(2012 WSB photo by Christopher Boffoli)
How did more than 600 “bearing pad” cushions get installed on the Fauntleroy Expressway end of the West Seattle Bridge with a design flaw that made them too soft? The City Council Transportation Committee got a few more answers in a briefing this morning. The agenda including that briefing is what led to our report last Friday about the problem, which means that much of the work done two years ago, requiring multiple nighttime closures so the bridge deck could be jacked up for bearing-pad installation, will be re-done next year.
First: What exactly was the problem?
The committee was told that SDOT caught the flaw – the wrong number requiring the necessary “stiffness” for the bearing pads – when it reviewed the design consultant’s specs. The consultant was told to fix that numerical error. But it didn’t – and the city did not re-check the specs, so didn’t know that the bearing pads were made to the too-soft specification.
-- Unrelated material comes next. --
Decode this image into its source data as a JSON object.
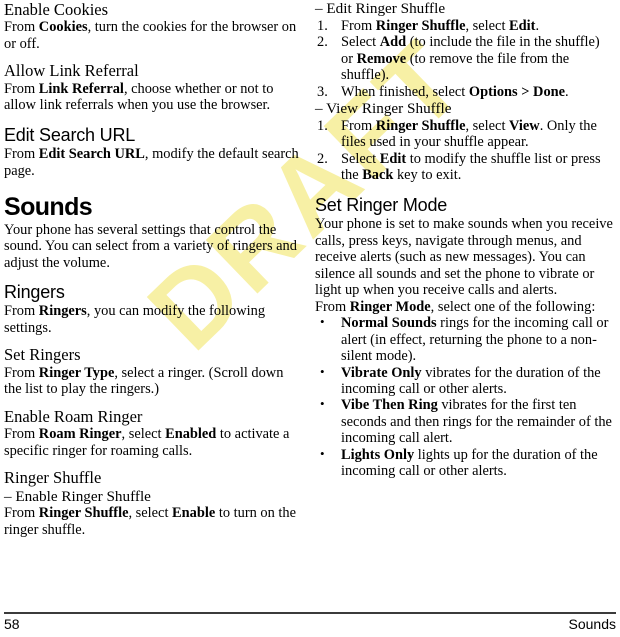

The design consultant’s failure to fix the number cost them $1.9 million. But, as reported here on Friday, the city decided that since the pads had to be re-replaced anyway, it might as well get them built to a newer toughness standard that had emerged since the original order. The new pads, the committee was told this morning, cost three times as much – they include steel. So that extra cost, plus the cost of some repairs needed on the Fauntleroy Expressway, means the city will spend an additional $2.6 million. (And that number could change – downward or upward – the council committee was told today.)
It was reiterated in the briefing that the bridge is safe; as an SDOT spokesperson told us last Friday, it’s an issue of wear and tear – the bridge will last longer with tougher bearing pads.
As for the additional repairs the bridge is going to get – the briefing this morning mentioned falling concrete and cracked girders, because it’s “an older bridge.” If it’s not fixed, water will get into the rebar and potentially lead to a “real structural problem.” (This part of the bridge was built in 1963 – more than 20 years before the main part of the high-level bridge, completed in 1984.)
Also mentioned at the briefing: You’ll see some crews out this month doing inspection as part of the preparation for this work, which could require up to 20 nighttime closures; SDOT says it won’t be as impactful as last time, when some of the closures were combined with closures needed for work on the Spokane Street Viaduct project, which has long since been completed. (This WSB report from 2012 takes a closer look at how the work was done.)
And yes, SDOT has learned a lesson, it was acknowledged at today’s briefing: When they ask a consultant to fix an error, they’ll check to make sure it got fixed.